The notable part from a political point of view is that his post-career career has brought him onto a slippery slope. As a symbol of the West from a certain perspective, whatever he says resonates loudly. Even though Depardieu’s love for Russia perhaps did not start with acquiring citizenship, it definitely has given him room to voice his ideas on international politics. He started his new career as a proud Russian by calling the country a ‘great democracy’ and then went on to praise Russian President Vladimir Putin on multiple occasions. And as the dominant political narrative of events in Ukraine has increasingly focused on a conflict with the West in Russia, the role of the well-known French national symbol has grown in parallel.
Of course, there is some importance of his Russianness in the Europe he left behind, too. Firstly, his departure left a mark on France, as he was one of the most famous exports of the country. Secondly, his stance towards Putin is quite controversial, as signaled by the large amount of questions he receives from western media.
Still, his presence in Russia is possibly much more important for the host country itself, which, given his presence in the Russian press, has clearly been recognized by Russian decision-makers too.

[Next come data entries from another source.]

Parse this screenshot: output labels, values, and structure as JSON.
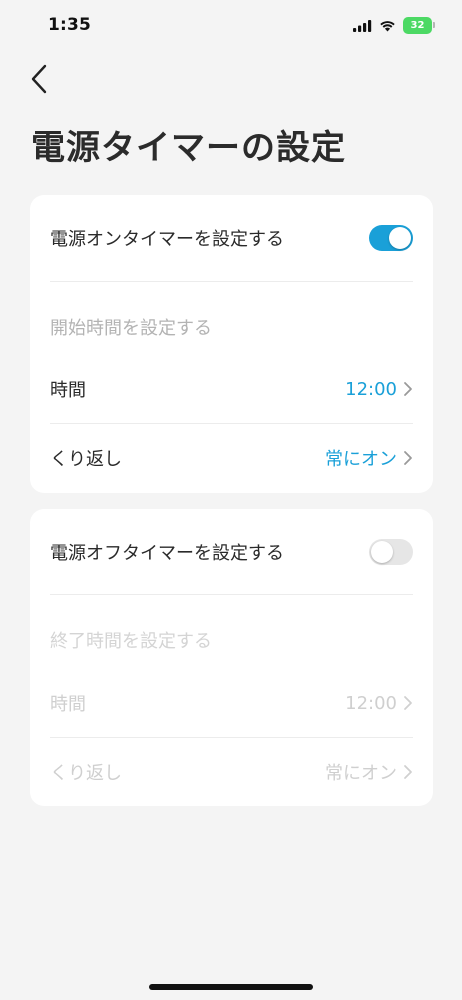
{
  "status_bar": {
    "time": "1:35",
    "battery": "32"
  },
  "header": {
    "title": "電源タイマーの設定"
  },
  "on_timer": {
    "toggle_label": "電源オンタイマーを設定する",
    "enabled": true,
    "section_label": "開始時間を設定する",
    "time_label": "時間",
    "time_value": "12:00",
    "repeat_label": "くり返し",
    "repeat_value": "常にオン"
  },
  "off_timer": {
    "toggle_label": "電源オフタイマーを設定する",
    "enabled": false,
    "section_label": "終了時間を設定する",
    "time_label": "時間",
    "time_value": "12:00",
    "repeat_label": "くり返し",
    "repeat_value": "常にオン"
  },
  "colors": {
    "accent": "#1aa0d8",
    "background": "#f4f4f4",
    "card": "#ffffff",
    "disabled_text": "#cfcfcf",
    "battery": "#4cd964"
  },
  "icons": [
    "cellular-signal-icon",
    "wifi-icon",
    "battery-icon",
    "back-chevron-icon",
    "chevron-right-icon"
  ]
}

For example, according to Russian media, on a trip to Serbia he recently praised the people there for not supporting the EU sanctions against Russia, while in an interview about his new movie Viktor, he hastily explained Ukrainian history by saying the western half used to be Polish and the eastern half Russian, even though he quickly added that he isn’t too competent in politics to talk about it…
Depardieu is now, for all its worth, a (proud) Russian citizen. He pays lower taxes, he’s involved in local business and he’s a friend of Putin. On the other hand, he still is an international superstar and that continues to work in his favor financially. When he was asked why he’s still in business, he replied:
‘I have to make a living, and besides, I do other things too. Cinema is not the only thing I do, luckily. I hang out with artists, I travel, I’m into cuisine, and wine, I go and visit dictators…or so they say!’
If I have to take a guess he probably meant to be kidding with the last part but he definitely hit the spot. Of course we will never know if he says his pro-Kremlin remarks out of political conviction (to which he is entitled) or because of his current business interests (to which he is also entitled) but there is one thing for certain. Whatever he says can reach the masses easily. And the issue isn’t really whatever we think about his competence to talk politics but that when he and others praise Putin for his actions in Ukraine, they make loud judgments over issues by which they are not the least affected… Or, more exactly, if they are affected it is not in the way the people in Ukraine are affected. Depardieu is a Russian citizen, and being there has commercially benefitted him greatly. As long as he remains the friend of the Boss, this isn’t expected to change significantly.